Buddy Andrade, the executive in charge of Old Bedford Village, clarified what exactly constitutes Old Bedford Village.
“It’s the South End, Bay Village and the neighborhood around Verdean Gardens which is bordered by County and Walnut Streets on the west side, and the Acushnet River,” he said. “We adopted the name in 1997 to emphasize the historical and architectural significance of the area which was settled by Native Americans and English colonizers.”
On Tuesday, May 10 at 2 p.m., Old Bedford Village will host Dr. David Cash, Regional Administrator of the U.S. Environmental Protection Agency, Region 1, for a 20-minute meet and greet at 163 Walnut Street, Verdean Gardens in the Cruz management office, followed by a walking tour.
“We have brownfields all over the city, and we hope to show Dr. Cash how this once historic area was abandoned,” Andrade said. “Hopefully we will convince the EPA that we need their support to revitalize the Morse Cutting Tools site.”

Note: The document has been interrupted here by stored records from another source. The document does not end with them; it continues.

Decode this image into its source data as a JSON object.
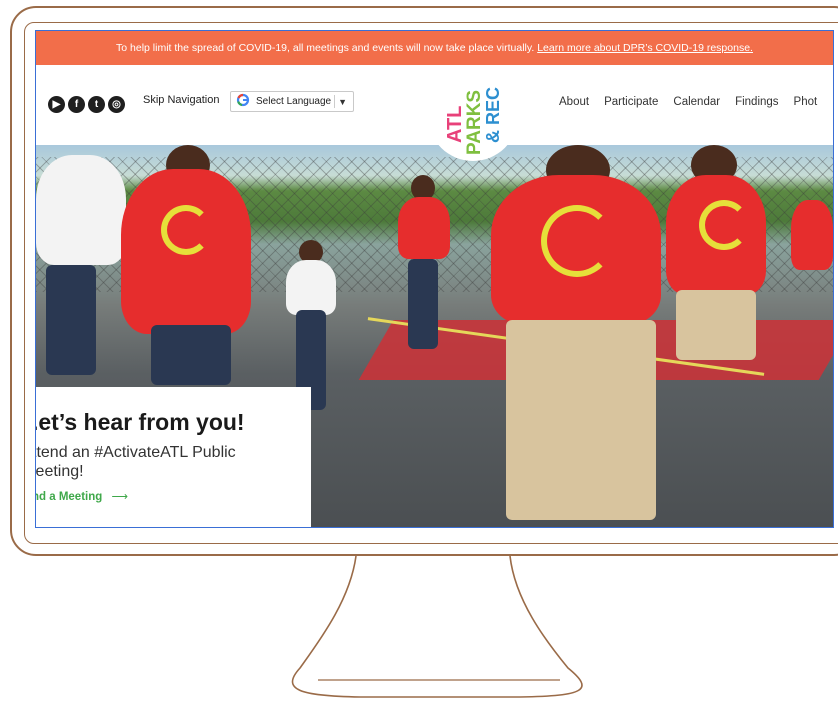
{
  "banner": {
    "text": "To help limit the spread of COVID-19, all meetings and events will now take place virtually.",
    "link": "Learn more about DPR’s COVID-19 response."
  },
  "header": {
    "social": [
      {
        "icon": "youtube-icon",
        "glyph": "▶"
      },
      {
        "icon": "facebook-icon",
        "glyph": "f"
      },
      {
        "icon": "twitter-icon",
        "glyph": "t"
      },
      {
        "icon": "instagram-icon",
        "glyph": "◎"
      }
    ],
    "skip_navigation": "Skip Navigation",
    "language": {
      "label": "Select Language",
      "caret": "▼"
    },
    "logo": {
      "line1": "ATL",
      "line2": "PARKS",
      "line3": "& REC"
    },
    "nav": [
      "About",
      "Participate",
      "Calendar",
      "Findings",
      "Phot"
    ]
  },
  "hero_card": {
    "title": ".et’s hear from you!",
    "subtitle_line1": "ttend an #ActivateATL Public",
    "subtitle_line2": "leeting!",
    "link": "nd a Meeting",
    "link_arrow": "⟶"
  },
  "colors": {
    "banner": "#f26e4a",
    "link_green": "#3fa84a",
    "logo_pink": "#e8417a",
    "logo_green": "#7fbf3f",
    "logo_blue": "#2d8fd0",
    "frame": "#9a6b48"
  }
}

Andrade hopes the general public will participate in the meet-and-greet and walking tour, but also in particular, he would like to see representatives from Parallel Products, Hands Across the River and the toxic Parker Street site attend.

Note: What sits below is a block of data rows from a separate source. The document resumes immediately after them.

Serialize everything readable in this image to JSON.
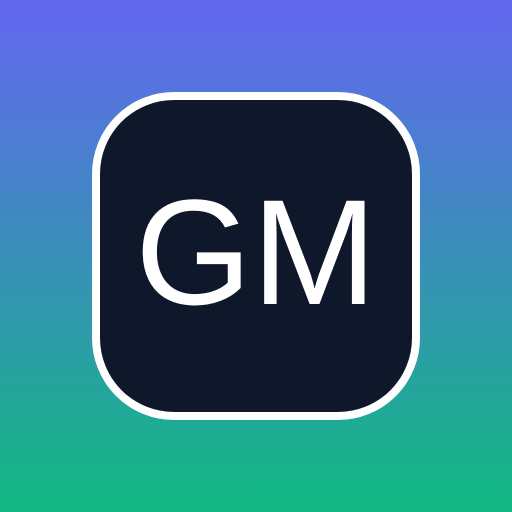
{
  "monogram": {
    "text": "GM"
  },
  "colors": {
    "gradient_top": "#6366f1",
    "gradient_bottom": "#10b981",
    "tile_fill": "#0f172a",
    "tile_border": "#ffffff",
    "text": "#ffffff"
  }
}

“We will walk through the South Central Environmental Justice neighborhood from 163 Walnut Street to Wing Street and visit the brownfield site of the former Morse Cutting Tools property,” he said.
Then tomorrow night at 7 p.m., New Bedford City Council plans to recognize Old Bedford Village for 25 years of public service.

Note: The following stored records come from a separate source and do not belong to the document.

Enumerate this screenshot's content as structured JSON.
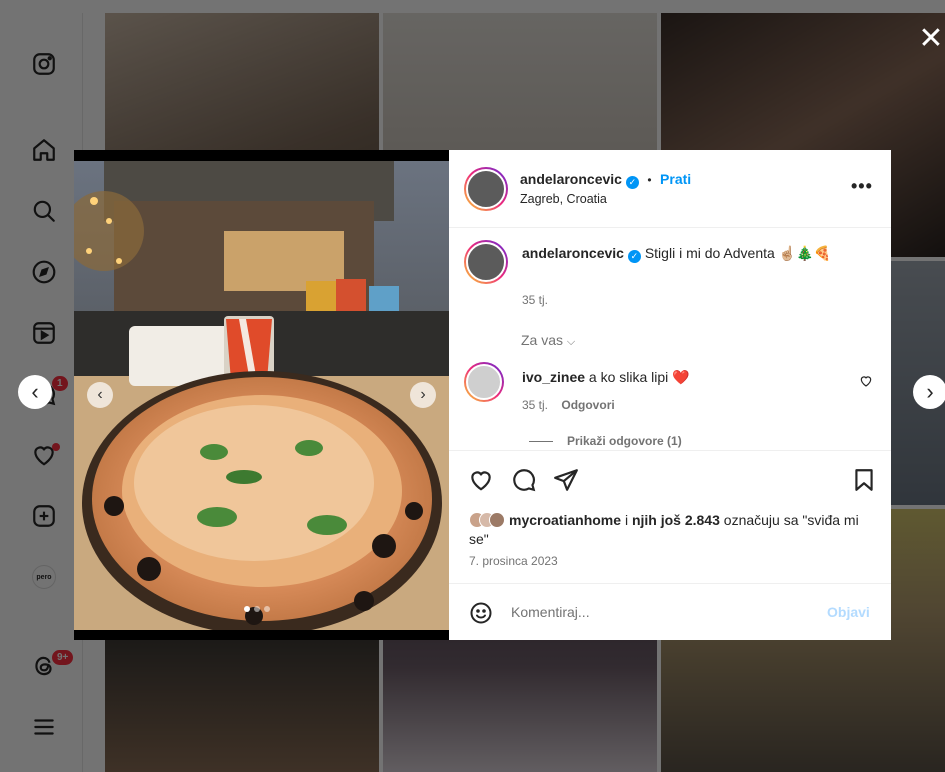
{
  "sidebar": {
    "icons": [
      "instagram-icon",
      "home-icon",
      "search-icon",
      "explore-icon",
      "reels-icon",
      "messages-icon",
      "notifications-icon",
      "create-icon",
      "profile-avatar",
      "threads-icon",
      "menu-icon"
    ],
    "messages_badge": "1",
    "threads_badge": "9+",
    "profile_label": "pero"
  },
  "post": {
    "author": "andelaroncevic",
    "follow_label": "Prati",
    "separator": "•",
    "location": "Zagreb, Croatia",
    "caption": "Stigli i mi do Adventa ☝🏼🎄🍕",
    "caption_time": "35 tj.",
    "section_label": "Za vas",
    "comment": {
      "user": "ivo_zinee",
      "text": "a ko slika lipi ❤️",
      "time": "35 tj.",
      "reply_label": "Odgovori"
    },
    "show_replies": "Prikaži odgovore (1)",
    "likes": {
      "user": "mycroatianhome",
      "and_text": "i",
      "others": "njih još 2.843",
      "suffix": "označuju sa \"sviđa mi se\""
    },
    "date": "7. prosinca 2023",
    "comment_placeholder": "Komentiraj...",
    "post_label": "Objavi",
    "photo_slide_count": 3,
    "photo_active_slide": 1
  },
  "colors": {
    "accent": "#0095f6",
    "notification": "#ff3040",
    "post_disabled": "#b3dbff"
  }
}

“The Minority Action Committee got us started in 1997. Today, we serve our community as a citywide environmental justice and health organization for brownfield revitalization, by focusing on the Morse site,” Andrade said. “Our goal is to renew the site, and tomorrow’s visit is hopefully one more step towards achieving that goal.”